America is known as the land of opportunity, but when it comes to generous inheritances, it’s best to look outside the country’s borders.
The U.S. lags five other countries when it comes to the amount its retirees plan to leave their heirs. Americans expect to leave a median inheritance of $177,000, less than half of the $502,000 inheritance that Australian retirees plan to bequest, according to a new study from HSBC.
One reason for the disparity between the U.S. and the land down under is that Australia has no inheritance tax, notes The Australian.
Yet all five countries that place ahead of the U.S. — Australia, Singapore, the U.K., France and Taiwan — all share one trait: a system of universal or national health care. That raises the question of whether Americans expect to leave less to their heirs because of having to plan for higher medical spending.
End-of-life care in the U.S. can eat away at seniors’ savings, a 2012 study published in the Journal of General Internal Medicine found. During the last five years of their lives, a quarter of Medicare recipients spend more than their total assets on health care costs, the study found. That’s because Medicare doesn’t cover items ranging from home-care services to non-rehabilitative nursing home care.

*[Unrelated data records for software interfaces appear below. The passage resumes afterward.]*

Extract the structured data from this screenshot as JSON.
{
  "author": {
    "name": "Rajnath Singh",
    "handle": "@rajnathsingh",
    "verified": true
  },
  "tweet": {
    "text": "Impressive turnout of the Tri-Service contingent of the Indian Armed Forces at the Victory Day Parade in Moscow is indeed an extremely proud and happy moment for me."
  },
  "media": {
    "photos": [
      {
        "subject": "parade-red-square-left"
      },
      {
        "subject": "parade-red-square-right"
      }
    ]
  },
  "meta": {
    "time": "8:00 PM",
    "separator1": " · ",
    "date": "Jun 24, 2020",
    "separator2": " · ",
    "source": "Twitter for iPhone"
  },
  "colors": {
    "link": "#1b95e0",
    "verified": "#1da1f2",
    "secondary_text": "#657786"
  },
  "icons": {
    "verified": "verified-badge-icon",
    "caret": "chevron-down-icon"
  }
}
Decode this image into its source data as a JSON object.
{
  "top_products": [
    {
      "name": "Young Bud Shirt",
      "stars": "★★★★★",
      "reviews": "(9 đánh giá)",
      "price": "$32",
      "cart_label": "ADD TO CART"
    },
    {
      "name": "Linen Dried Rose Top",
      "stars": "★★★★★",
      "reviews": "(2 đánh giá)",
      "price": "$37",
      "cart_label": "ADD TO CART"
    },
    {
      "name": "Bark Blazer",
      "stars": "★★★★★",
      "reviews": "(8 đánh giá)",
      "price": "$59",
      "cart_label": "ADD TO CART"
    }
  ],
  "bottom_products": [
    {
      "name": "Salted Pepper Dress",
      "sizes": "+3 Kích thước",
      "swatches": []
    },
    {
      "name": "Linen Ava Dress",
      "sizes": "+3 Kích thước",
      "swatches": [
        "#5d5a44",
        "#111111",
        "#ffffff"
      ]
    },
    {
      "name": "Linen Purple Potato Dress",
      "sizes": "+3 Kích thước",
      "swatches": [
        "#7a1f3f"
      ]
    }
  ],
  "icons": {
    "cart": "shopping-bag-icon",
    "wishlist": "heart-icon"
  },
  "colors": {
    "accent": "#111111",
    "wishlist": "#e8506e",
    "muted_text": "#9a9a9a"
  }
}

But the travails of life might also be to blame. Baby boomers have on average been set back by $117,000 because of life’s financial “derailers,” ranging from a plunge in the stock market to needing to support a child or grandchild, a separate study from Ameriprise found earlier this year.
The HSBC study found that about 43 percent of the working age population expects to receive an inheritance, which is actually lower than the 51 percent of retirees who say they will definitely or probably leave money to their heirs.
Yet in what the report calls a “worrying” finding, one in 10 of those expecting an inheritance say they plan to rely on that money to entirely fund their own retirement.
“Even where people can reasonable expect to receive a windfall of some sort, it is important that they do not come to rely on that windfall entirely,” the report cautions. “They are likely to face severe financial hardship in retirement if, for some reason, the windfall doesn’t materialize.”